The potential of a complete digital economy is, however inhibited by some critical concerns, the most important being that of regulation and its acceptance by the ‘analog classical natives’ ecosystem. The digital transformation train requires a combination of mission scalability, deployment speed and value creation for the customer – a tough proposition to be achieved in the presence of a control driven classical ecosystem. However, such environment act as the perfect cauldron of the innovations – we know of innovations that are disruptive to the existing environment.
Disruptive innovations can be characterized by their ability to solve complex issues and be novel – the two axis of growth. All disruptive innovations start by being less complex and novel, slowly raising through both the axis in a ‘S’ shape. The figure below depicts a typical S curve and the star is a potential point of presence of block chain technology.

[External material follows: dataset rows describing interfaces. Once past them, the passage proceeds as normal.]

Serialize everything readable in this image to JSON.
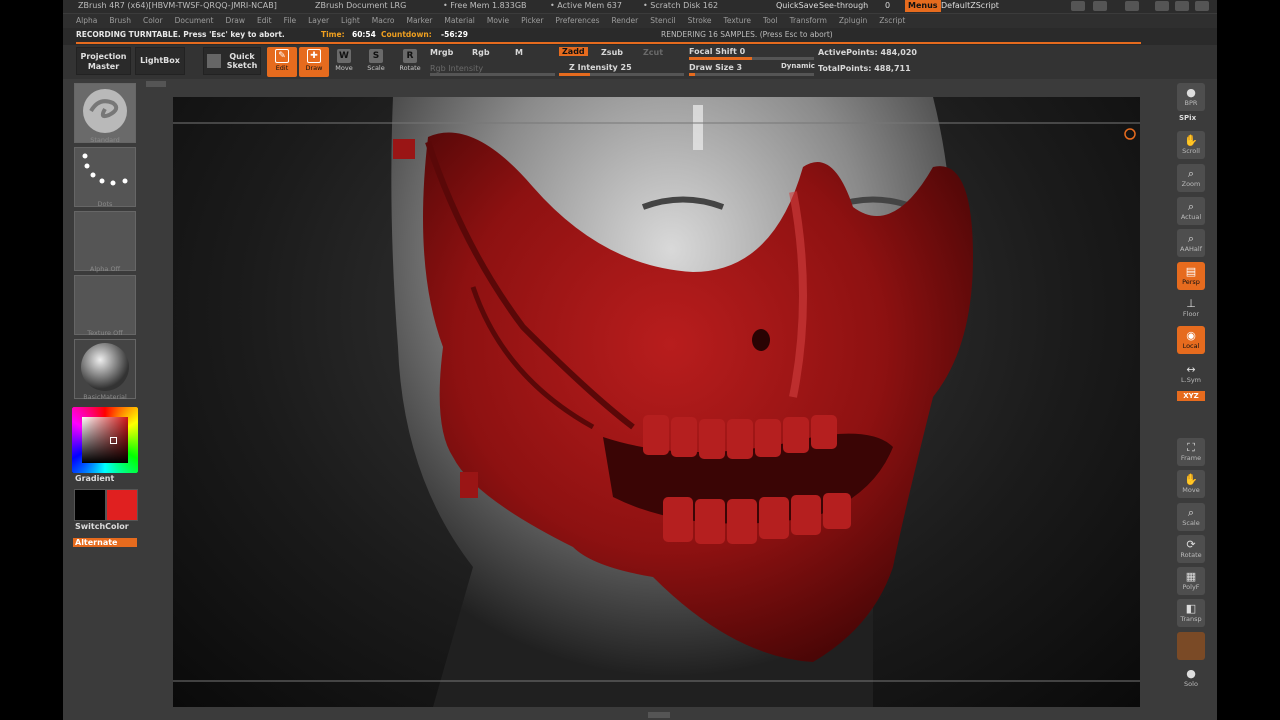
{
  "title_bar": {
    "app": "ZBrush 4R7 (x64)[HBVM-TWSF-QRQQ-JMRI-NCAB]",
    "document": "ZBrush Document LRG",
    "free_mem": "• Free Mem 1.833GB",
    "active_mem": "• Active Mem 637",
    "scratch_disk": "• Scratch Disk 162",
    "quicksave": "QuickSave",
    "see_through": "See-through",
    "see_through_value": "0",
    "menus": "Menus",
    "script": "DefaultZScript"
  },
  "menu_bar": [
    "Alpha",
    "Brush",
    "Color",
    "Document",
    "Draw",
    "Edit",
    "File",
    "Layer",
    "Light",
    "Macro",
    "Marker",
    "Material",
    "Movie",
    "Picker",
    "Preferences",
    "Render",
    "Stencil",
    "Stroke",
    "Texture",
    "Tool",
    "Transform",
    "Zplugin",
    "Zscript"
  ],
  "notice": {
    "recording": "RECORDING TURNTABLE. Press 'Esc' key to abort.",
    "time_label": "Time:",
    "time_value": "60:54",
    "countdown_label": "Countdown:",
    "countdown_value": "-56:29",
    "rendering": "RENDERING 16 SAMPLES. (Press Esc to abort)"
  },
  "toolbar": {
    "projection_master": "Projection Master",
    "lightbox": "LightBox",
    "quick_sketch": "Quick Sketch",
    "tools": [
      {
        "label": "Edit",
        "icon": "edit-icon",
        "active": true
      },
      {
        "label": "Draw",
        "icon": "draw-icon",
        "active": true
      },
      {
        "label": "Move",
        "icon": "move-icon",
        "active": false
      },
      {
        "label": "Scale",
        "icon": "scale-icon",
        "active": false
      },
      {
        "label": "Rotate",
        "icon": "rotate-icon",
        "active": false
      }
    ],
    "mrgb": "Mrgb",
    "rgb": "Rgb",
    "m": "M",
    "rgb_intensity": "Rgb Intensity",
    "zadd": "Zadd",
    "zsub": "Zsub",
    "zcut": "Zcut",
    "z_intensity": "Z Intensity 25",
    "z_intensity_fraction": 0.25,
    "focal_shift": "Focal Shift 0",
    "focal_shift_fraction": 0.5,
    "draw_size": "Draw Size 3",
    "draw_size_fraction": 0.05,
    "dynamic": "Dynamic",
    "active_points": "ActivePoints: 484,020",
    "total_points": "TotalPoints: 488,711"
  },
  "left_tray": {
    "brush_label": "Standard",
    "stroke_label": "Dots",
    "alpha_label": "Alpha Off",
    "texture_label": "Texture Off",
    "material_label": "BasicMaterial",
    "gradient": "Gradient",
    "switch_color": "SwitchColor",
    "alternate": "Alternate",
    "primary_color": "#000000",
    "secondary_color": "#e02020"
  },
  "right_tray": [
    {
      "label": "BPR",
      "icon": "bpr-icon",
      "active": false
    },
    {
      "label": "Scroll",
      "icon": "hand-scroll-icon",
      "active": false
    },
    {
      "label": "Zoom",
      "icon": "zoom-icon",
      "active": false
    },
    {
      "label": "Actual",
      "icon": "actual-size-icon",
      "active": false
    },
    {
      "label": "AAHalf",
      "icon": "aahalf-icon",
      "active": false
    },
    {
      "label": "Persp",
      "icon": "perspective-icon",
      "active": true
    },
    {
      "label": "Floor",
      "icon": "floor-grid-icon",
      "active": false
    },
    {
      "label": "Local",
      "icon": "local-icon",
      "active": true
    },
    {
      "label": "L.Sym",
      "icon": "local-symmetry-icon",
      "active": false
    },
    {
      "label": "Frame",
      "icon": "frame-icon",
      "active": false
    },
    {
      "label": "Move",
      "icon": "move-icon",
      "active": false
    },
    {
      "label": "Scale",
      "icon": "scale-icon",
      "active": false
    },
    {
      "label": "Rotate",
      "icon": "rotate-icon",
      "active": false
    },
    {
      "label": "PolyF",
      "icon": "polyframe-icon",
      "active": false
    },
    {
      "label": "Transp",
      "icon": "transparency-icon",
      "active": false
    },
    {
      "label": "Solo",
      "icon": "solo-icon",
      "active": false
    }
  ],
  "right_tray_extra": {
    "spix": "SPix",
    "xyz": "XYZ"
  }
}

In these situations, we also come across paradigm shifting technologies – that are foundational in nature. The success of any society is to grab hold of such foundational technologies at the earliest and chart a new path to development. Digital financial systems using blockchains is one such example of a foundational technology. Foundational technology as their name suggests impact the entire ecosystem built around an existing process. It is at the transition to be novel, but not yet ready to meet the complex ecosystem of what it is destined to replace. Active research both in technology and strategy helps firms take conscious decisions towards such technologies. Coming back to the base question we started with – if digital contracts via encrypted signing and programmed processing can simplify the transaction process between parties, why do we not see its large-scale absorption? Virtual currencies remove the pain of printing and distributing cash, computer algorithms can control inflation by restricting contracts, reduced transaction costs due to large scale migration. Are we not visualizing a different environment? The answer to this lies in mastering the impact of foundational technologies and not only disruptive technologies. Is India and the world ready for such foundational technologies? How can one pace the deployment of such technologies? We would seek some answers to these in future columns.
(Authors are Assistant Professor at NITIE, Mumbai)